Monday, 12 March 2012

Free music rules!

Am currently listening to The Ivory Chapel, by Rainwound. Stylistically a lot like Opeth, only mellower and less awe inspiring melodies. Also it appears to be one guy doing everything and putting it all together, which is pretty darned impressive but I can't help thinking he might get better with some more input. The real cool thing though is that he put all of his Rainwound output up for free download, so even if I didn't like it it cost me nothing. Seems like a lot of lower key metal bands are doing the same thing, and just using digital contribution boxes for those with means or inclination to donate. I'd do so myself but am unemployed at present, though when I have my own shit up and running I'll have to spread my token appreciation to all those whose work I've grabbed in the past couple of months.

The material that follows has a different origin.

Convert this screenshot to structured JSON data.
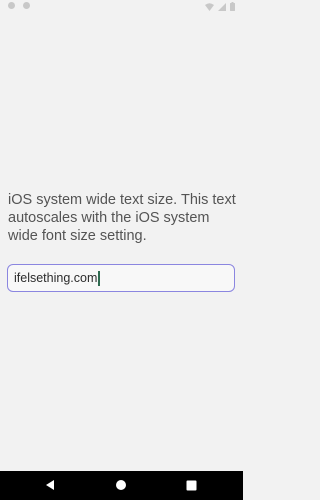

Especially helpful for me because I tend toward the esoteric in my tastes (pagan, Viking or experimental black metal, blackened folk metal, progressive melo-death, instrumental doom etc.) and the sort of bands that tend to make those kinds of metal tend to be on labels that tend towards charging more than I usually like to pay. So I gravitate to free music and so far its done me pretty well. I might even write more of a proper review of The Ivory Chapel after a few more listens (its 76 minutes long and one of those which tends to grow on you rather than make instant contact). In the meantime I recommend it, and cheers to Rainwound and all the other cool bands generous enough to be free from the machine!